Earlier this week we came across an interesting spam email. It was targeted at one of our customers in the retail industry. It contained a Microsoft Word document (MD5 = b74604d0081e68e91d64b361601d79c4) with a rather small macro in it. All that macro did was save a copy of the document as RTF, open it and then launch an executable from user’s temp folder. The interesting bit is that it did not explicitly drop or download the executable, it was just supposed to be there somehow. Turns out the malicious executable was embedded into the document as a package and dropped by MS Office itself. For the full details read on.
First, let’s look at the macro. When de-obfuscated the macro can be reduced to the following code:
The diagram below describes the behavior of this macro:
Two observations about that workflow can be made:
- It saves the document as .RTF and opens it and doesn’t do anything with it afterwards.
- It executes %temp%\lof4.exe which is supposed to be there somehow, but there’s no code that downloads and drops it there.
Whoever crafted this document might have been inspired by this article. The article describes in great detail how to embed a malicious executable into an email message. The approach allegedly allows to bypass a lot of spam filters.

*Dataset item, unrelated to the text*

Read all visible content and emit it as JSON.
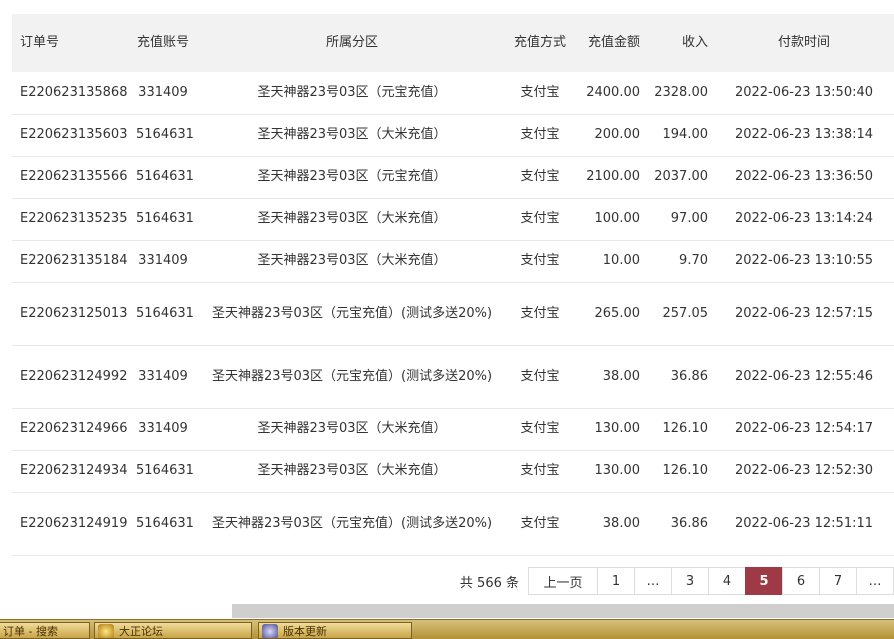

A trick used by the attacker is rather simple. You can embed pretty much anything into an Office document by inserting a package (Insert -> Object -> Package). Normally a user must double click on the icon of the package, then Office pops a warning and if the user clicks “OK” it executes the package, like so:
So wouldn’t it be nice for attackers to execute the embedded malware from a macro without too much of user interaction? It would, but first they must somehow drop it into the victim’s file system.
Turns out, if you save your document as .RTF and then open it – the packaged EXE will be dropped into the user’s temporary folder (a.k.a. %TEMP%). That’s exactly what this macro is doing. Malware binary is dropped into the victim’s file system by MS Word itself.
In case you’re wondering why didn’t they send it as RTF to begin with – it’s because RTF does not support macros.
Ok, the explanation so far might be a bit confusing, so please have a look at the diagram illustrating the attack end to end:
Of course this particular document will be caught by the majority of anti-viruses, because the PE EXE is blatantly “visible” in the .DOC file. But this attack can be modified to be stealthier. For example, the malware can be encrypted or even concealed in an image and then decrypted or extracted by a macro.
User still must allow the macro to run, so the social engineering part of the attack did not go anywhere. Perhaps attackers hoped that some defenses would overlook an executable file inside an OLE document?
This doesn’t look to be a very serious issue, but still a curious trick worth mentioning. We checked with Microsoft – they are aware of this behavior, here’s what their response was:
“This is not a new malware sample and is not doing anything out of the ordinary. If this gets passed Anti-malware software, Defender already catches this and it has a high detection ratio on VirusTotal, it still requires the user to enable Macros (social engineering), I would make sure to call that out specifically in your article.”
UPDATE: This behavior has been looked into by Haifei Li from McAfee (link)